((
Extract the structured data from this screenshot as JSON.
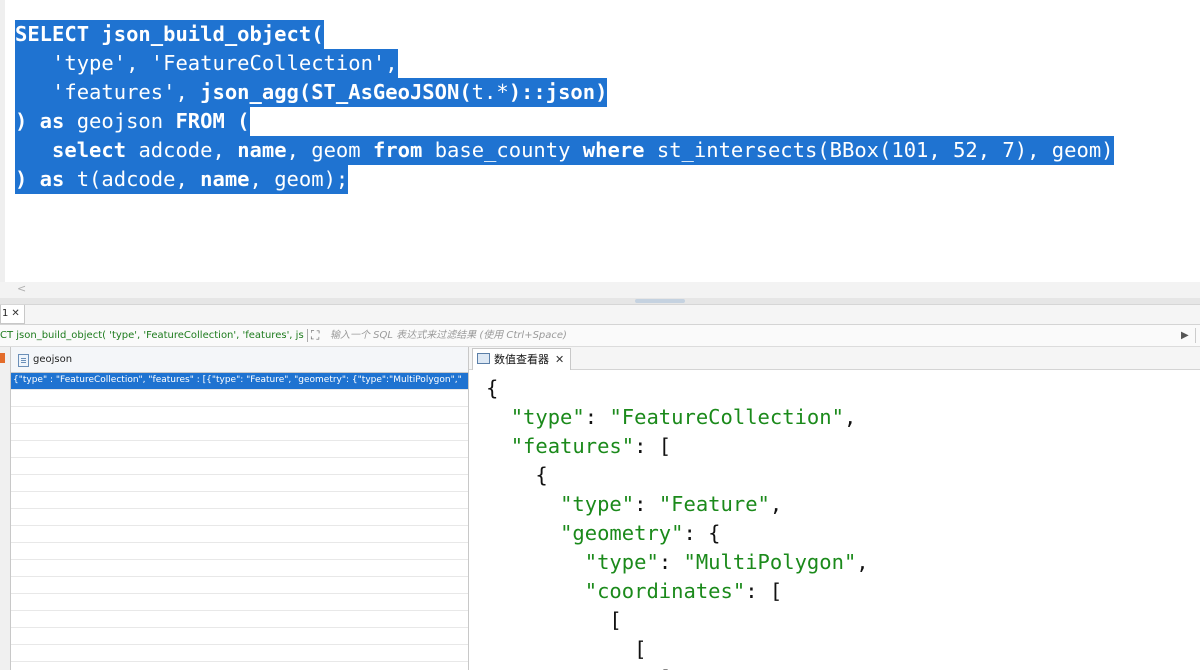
{
  "editor": {
    "lines": [
      [
        {
          "t": "SELECT json_build_object(",
          "kw": true
        }
      ],
      [
        {
          "t": "   'type', 'FeatureCollection',",
          "kw": false
        }
      ],
      [
        {
          "t": "   'features', ",
          "kw": false
        },
        {
          "t": "json_agg(ST_AsGeoJSON(",
          "kw": true
        },
        {
          "t": "t.*",
          "kw": false
        },
        {
          "t": ")::json)",
          "kw": true
        }
      ],
      [
        {
          "t": ") as ",
          "kw": true
        },
        {
          "t": "geojson ",
          "kw": false
        },
        {
          "t": "FROM (",
          "kw": true
        }
      ],
      [
        {
          "t": "   ",
          "kw": false
        },
        {
          "t": "select ",
          "kw": true
        },
        {
          "t": "adcode, ",
          "kw": false
        },
        {
          "t": "name",
          "kw": true
        },
        {
          "t": ", geom ",
          "kw": false
        },
        {
          "t": "from ",
          "kw": true
        },
        {
          "t": "base_county ",
          "kw": false
        },
        {
          "t": "where ",
          "kw": true
        },
        {
          "t": "st_intersects(BBox(101, 52, 7), geom)",
          "kw": false
        }
      ],
      [
        {
          "t": ") as ",
          "kw": true
        },
        {
          "t": "t(adcode, ",
          "kw": false
        },
        {
          "t": "name",
          "kw": true
        },
        {
          "t": ", geom);",
          "kw": false
        }
      ]
    ],
    "scroll_arrow": "<",
    "accent_selection": "#1f73d1"
  },
  "result_tab": {
    "label": "1",
    "close": "✕"
  },
  "filter": {
    "query_preview": "CT json_build_object( 'type', 'FeatureCollection', 'features', js",
    "expand_icon": "⛶",
    "hint": "输入一个 SQL 表达式来过滤结果 (使用 Ctrl+Space)",
    "run_icon": "▶"
  },
  "grid": {
    "column": "geojson",
    "rows": [
      "{\"type\" : \"FeatureCollection\", \"features\" : [{\"type\": \"Feature\", \"geometry\": {\"type\":\"MultiPolygon\",\"",
      "",
      "",
      "",
      "",
      "",
      "",
      "",
      "",
      "",
      "",
      "",
      "",
      "",
      "",
      "",
      "",
      ""
    ]
  },
  "viewer": {
    "tab_label": "数值查看器",
    "tab_close": "✕",
    "json_lines": [
      [
        {
          "c": "p",
          "t": "{"
        }
      ],
      [
        {
          "c": "p",
          "t": "  "
        },
        {
          "c": "k",
          "t": "\"type\""
        },
        {
          "c": "p",
          "t": ": "
        },
        {
          "c": "s",
          "t": "\"FeatureCollection\""
        },
        {
          "c": "p",
          "t": ","
        }
      ],
      [
        {
          "c": "p",
          "t": "  "
        },
        {
          "c": "k",
          "t": "\"features\""
        },
        {
          "c": "p",
          "t": ": ["
        }
      ],
      [
        {
          "c": "p",
          "t": "    {"
        }
      ],
      [
        {
          "c": "p",
          "t": "      "
        },
        {
          "c": "k",
          "t": "\"type\""
        },
        {
          "c": "p",
          "t": ": "
        },
        {
          "c": "s",
          "t": "\"Feature\""
        },
        {
          "c": "p",
          "t": ","
        }
      ],
      [
        {
          "c": "p",
          "t": "      "
        },
        {
          "c": "k",
          "t": "\"geometry\""
        },
        {
          "c": "p",
          "t": ": {"
        }
      ],
      [
        {
          "c": "p",
          "t": "        "
        },
        {
          "c": "k",
          "t": "\"type\""
        },
        {
          "c": "p",
          "t": ": "
        },
        {
          "c": "s",
          "t": "\"MultiPolygon\""
        },
        {
          "c": "p",
          "t": ","
        }
      ],
      [
        {
          "c": "p",
          "t": "        "
        },
        {
          "c": "k",
          "t": "\"coordinates\""
        },
        {
          "c": "p",
          "t": ": ["
        }
      ],
      [
        {
          "c": "p",
          "t": "          ["
        }
      ],
      [
        {
          "c": "p",
          "t": "            ["
        }
      ],
      [
        {
          "c": "p",
          "t": "              ["
        }
      ]
    ]
  }
}
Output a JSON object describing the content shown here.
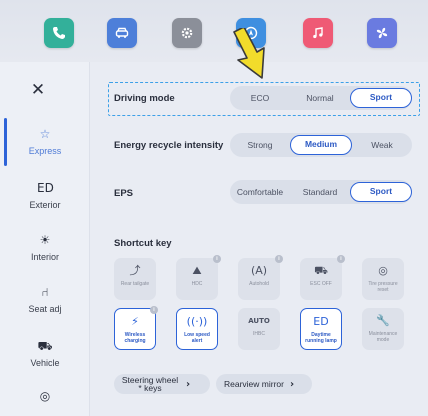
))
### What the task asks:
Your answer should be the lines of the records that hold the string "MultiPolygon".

### Finished task:
      "{\"type\" : \"FeatureCollection\", \"features\" : [{\"type\": \"Feature\", \"geometry\": {\"type\":\"MultiPolygon\",\"",
          "t": "\"MultiPolygon\""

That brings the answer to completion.